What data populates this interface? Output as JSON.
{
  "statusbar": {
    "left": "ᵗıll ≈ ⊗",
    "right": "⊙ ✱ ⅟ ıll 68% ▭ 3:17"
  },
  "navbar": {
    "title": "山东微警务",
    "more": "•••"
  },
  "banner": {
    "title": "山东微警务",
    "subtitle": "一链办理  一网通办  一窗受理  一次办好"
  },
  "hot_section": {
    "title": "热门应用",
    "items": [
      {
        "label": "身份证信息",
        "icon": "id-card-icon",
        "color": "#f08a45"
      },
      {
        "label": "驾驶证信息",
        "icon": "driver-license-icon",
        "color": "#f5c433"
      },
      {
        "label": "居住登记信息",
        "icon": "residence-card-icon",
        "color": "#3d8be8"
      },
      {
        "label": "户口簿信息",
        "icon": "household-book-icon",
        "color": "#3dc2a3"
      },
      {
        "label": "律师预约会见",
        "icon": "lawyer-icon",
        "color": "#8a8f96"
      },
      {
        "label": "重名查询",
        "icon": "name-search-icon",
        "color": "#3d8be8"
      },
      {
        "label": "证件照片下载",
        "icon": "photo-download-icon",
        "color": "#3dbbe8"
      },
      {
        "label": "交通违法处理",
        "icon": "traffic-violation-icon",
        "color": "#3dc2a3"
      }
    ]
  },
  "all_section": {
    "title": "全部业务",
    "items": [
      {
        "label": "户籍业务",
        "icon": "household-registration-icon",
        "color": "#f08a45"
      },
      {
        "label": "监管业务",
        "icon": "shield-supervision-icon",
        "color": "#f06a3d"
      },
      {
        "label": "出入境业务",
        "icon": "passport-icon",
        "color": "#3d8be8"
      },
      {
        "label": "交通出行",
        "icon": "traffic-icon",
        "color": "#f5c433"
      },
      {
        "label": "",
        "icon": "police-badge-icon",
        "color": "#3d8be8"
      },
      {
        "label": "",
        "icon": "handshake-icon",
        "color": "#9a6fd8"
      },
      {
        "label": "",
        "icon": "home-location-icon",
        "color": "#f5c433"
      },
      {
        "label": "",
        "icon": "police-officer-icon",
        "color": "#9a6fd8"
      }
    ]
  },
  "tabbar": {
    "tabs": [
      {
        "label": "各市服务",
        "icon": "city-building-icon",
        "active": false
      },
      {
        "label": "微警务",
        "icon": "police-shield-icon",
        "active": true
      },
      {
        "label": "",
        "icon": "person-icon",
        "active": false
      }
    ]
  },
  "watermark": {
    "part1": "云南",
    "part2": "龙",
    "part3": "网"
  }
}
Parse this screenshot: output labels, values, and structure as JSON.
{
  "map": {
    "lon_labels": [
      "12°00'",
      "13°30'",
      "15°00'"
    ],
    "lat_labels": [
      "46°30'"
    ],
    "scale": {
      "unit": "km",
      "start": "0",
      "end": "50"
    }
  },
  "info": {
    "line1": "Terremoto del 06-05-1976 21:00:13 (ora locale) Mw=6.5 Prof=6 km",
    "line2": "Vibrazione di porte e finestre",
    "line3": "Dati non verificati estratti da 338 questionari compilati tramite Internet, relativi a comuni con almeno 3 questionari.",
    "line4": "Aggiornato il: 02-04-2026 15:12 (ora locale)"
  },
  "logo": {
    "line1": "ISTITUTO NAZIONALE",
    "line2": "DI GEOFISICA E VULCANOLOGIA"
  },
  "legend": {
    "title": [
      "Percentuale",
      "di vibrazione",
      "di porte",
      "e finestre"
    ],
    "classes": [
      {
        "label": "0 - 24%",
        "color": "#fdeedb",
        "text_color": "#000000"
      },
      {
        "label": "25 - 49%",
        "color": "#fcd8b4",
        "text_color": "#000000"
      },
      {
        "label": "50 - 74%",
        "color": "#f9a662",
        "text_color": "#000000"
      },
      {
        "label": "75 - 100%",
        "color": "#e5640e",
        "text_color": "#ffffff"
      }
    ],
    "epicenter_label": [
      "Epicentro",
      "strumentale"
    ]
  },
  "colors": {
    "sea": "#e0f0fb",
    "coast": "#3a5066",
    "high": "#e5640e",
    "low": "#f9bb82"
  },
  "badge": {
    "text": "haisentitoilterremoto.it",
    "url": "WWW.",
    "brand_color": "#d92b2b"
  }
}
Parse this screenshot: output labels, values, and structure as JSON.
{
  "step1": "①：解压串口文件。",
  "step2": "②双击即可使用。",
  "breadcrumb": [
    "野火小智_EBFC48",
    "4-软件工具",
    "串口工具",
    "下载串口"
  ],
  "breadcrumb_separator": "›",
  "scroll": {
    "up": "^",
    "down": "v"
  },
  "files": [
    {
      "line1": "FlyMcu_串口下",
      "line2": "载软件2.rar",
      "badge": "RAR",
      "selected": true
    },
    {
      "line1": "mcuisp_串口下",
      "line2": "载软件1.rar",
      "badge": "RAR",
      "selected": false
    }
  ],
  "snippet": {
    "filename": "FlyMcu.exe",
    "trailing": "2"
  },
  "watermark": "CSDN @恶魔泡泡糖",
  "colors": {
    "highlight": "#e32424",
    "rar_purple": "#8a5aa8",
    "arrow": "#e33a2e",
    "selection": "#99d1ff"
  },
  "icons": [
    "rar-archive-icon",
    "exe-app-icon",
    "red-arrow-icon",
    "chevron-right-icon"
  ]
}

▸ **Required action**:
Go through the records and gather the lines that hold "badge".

▸ **Result of the task**:
        "icon": "police-badge-icon",
  "badge": {
      "badge": "RAR",
      "badge": "RAR",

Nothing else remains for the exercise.